Why the Scammers are Winning and What you Can Do to Help

The scammers are winning over and over again. They give attention, value, and even a mission. A recent New York Times OpEd “My Grandmother’s Favorite Scammer” clearly illustrates how much this woman desired to be heard, counted on, and involved. When we step in to help our family, we often forget to honor the human in front of us.

I often talk with adult children who want to know how to protect their loved ones. The most important way to help them is to listen, engage, and be available to them when they want it. Consider why they are continuing to answer the phone. They want to connect, which for many that stay at home all day, means conversations on the phone. The last year has made the phone the only life-line of human interaction and the scammers made the most of it … and don’t seem to be slowing down.

I have heard several individuals who I have worked with after they were scammed that they didn’t mind giving the “gifts” to the individuals that were giving them attention. One family friend was told by her sister that it was worth 10% of her wealth to have the interesting conversations and engagement she was having with her European “boyfriend.”

While I do recommend you consider spam blocking software and apps for email, the computer, and the home and or mobile phones, I just ask that you consider the emotions behind the interest in talking to a stranger on the phone.

Are there some other ways to help with engagement, purpose, and meaning when your loved ones goal is to live in their home alone? Contemplated.

I would love to hear if and how you have had success – whether it’s a roommate moving in or the use of some technology or apps.

Praying on Those Who Would Help

The number of COVID scams continues to grow. I got this email yesterday and wonder how many people immediately jump to volunteer — we have more time (seemingly) and we all want to help kick COVID to the curb.

What bothers me about these types of messages, besides just being poorly executed (not my email address; the “From” email address that is goobly-gook behind the name of “Clinical Research”, what is it a “Verification” of?) is that I know many people are interested in helping. The fact that a good deed gets punished by a scammer bums me out.

For those of us with loved ones that we know are feeling more isolated, the phone and computer can be a source of entertainment … and danger. I have had several clients fall for pop-ups and they called and gave out login and banking information to the bad people. Thankfully, we could shut down and recover quickly and no money has been lost — but to have it happen so frequently now tells me it’s important to be more vigilant.

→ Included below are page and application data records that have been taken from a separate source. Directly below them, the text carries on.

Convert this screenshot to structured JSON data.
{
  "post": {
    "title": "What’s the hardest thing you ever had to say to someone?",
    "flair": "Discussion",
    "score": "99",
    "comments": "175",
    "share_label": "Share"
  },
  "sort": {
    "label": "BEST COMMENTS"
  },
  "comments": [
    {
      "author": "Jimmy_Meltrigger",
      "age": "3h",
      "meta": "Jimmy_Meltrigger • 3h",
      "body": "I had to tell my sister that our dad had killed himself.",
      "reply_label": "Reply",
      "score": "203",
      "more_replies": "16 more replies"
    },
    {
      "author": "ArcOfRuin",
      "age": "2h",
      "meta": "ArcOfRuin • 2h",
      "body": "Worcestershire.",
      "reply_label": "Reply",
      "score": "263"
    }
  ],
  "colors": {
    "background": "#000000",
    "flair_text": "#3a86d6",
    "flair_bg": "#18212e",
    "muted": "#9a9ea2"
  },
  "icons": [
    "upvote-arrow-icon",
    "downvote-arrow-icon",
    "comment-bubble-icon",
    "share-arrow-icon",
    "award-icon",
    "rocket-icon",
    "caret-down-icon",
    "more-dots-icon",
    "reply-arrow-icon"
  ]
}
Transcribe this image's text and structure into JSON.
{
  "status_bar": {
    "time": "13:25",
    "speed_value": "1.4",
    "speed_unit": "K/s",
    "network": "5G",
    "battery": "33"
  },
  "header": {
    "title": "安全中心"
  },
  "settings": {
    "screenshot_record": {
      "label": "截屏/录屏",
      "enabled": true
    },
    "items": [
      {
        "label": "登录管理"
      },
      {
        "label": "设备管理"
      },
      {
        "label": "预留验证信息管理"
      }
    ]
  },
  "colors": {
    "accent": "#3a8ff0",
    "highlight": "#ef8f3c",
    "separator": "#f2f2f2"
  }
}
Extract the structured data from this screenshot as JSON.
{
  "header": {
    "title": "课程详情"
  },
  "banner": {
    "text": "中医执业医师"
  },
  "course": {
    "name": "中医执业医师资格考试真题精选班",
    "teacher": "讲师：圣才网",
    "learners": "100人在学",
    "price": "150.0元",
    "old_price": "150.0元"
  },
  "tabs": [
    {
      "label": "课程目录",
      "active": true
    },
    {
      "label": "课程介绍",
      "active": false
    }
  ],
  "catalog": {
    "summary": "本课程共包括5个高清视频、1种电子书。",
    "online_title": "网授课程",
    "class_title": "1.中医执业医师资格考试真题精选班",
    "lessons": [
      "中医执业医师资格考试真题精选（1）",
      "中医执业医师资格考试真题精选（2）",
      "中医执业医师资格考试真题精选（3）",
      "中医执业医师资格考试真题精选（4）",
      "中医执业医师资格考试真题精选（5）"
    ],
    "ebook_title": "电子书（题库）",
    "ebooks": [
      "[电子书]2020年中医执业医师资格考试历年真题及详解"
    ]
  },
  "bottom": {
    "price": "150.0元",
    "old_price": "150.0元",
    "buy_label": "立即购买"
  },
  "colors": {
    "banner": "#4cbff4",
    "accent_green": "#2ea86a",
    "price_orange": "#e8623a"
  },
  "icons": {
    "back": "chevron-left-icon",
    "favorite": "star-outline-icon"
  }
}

For several clients, we have created a “white list” so they get their messages from the people they know, but all the others get either blocked or filtered. When we visit (or when family visits) they can go through the other messages together. Some family members do a daily check-in and filter out the bad messages. A little more vigilance can go a long way. Protected.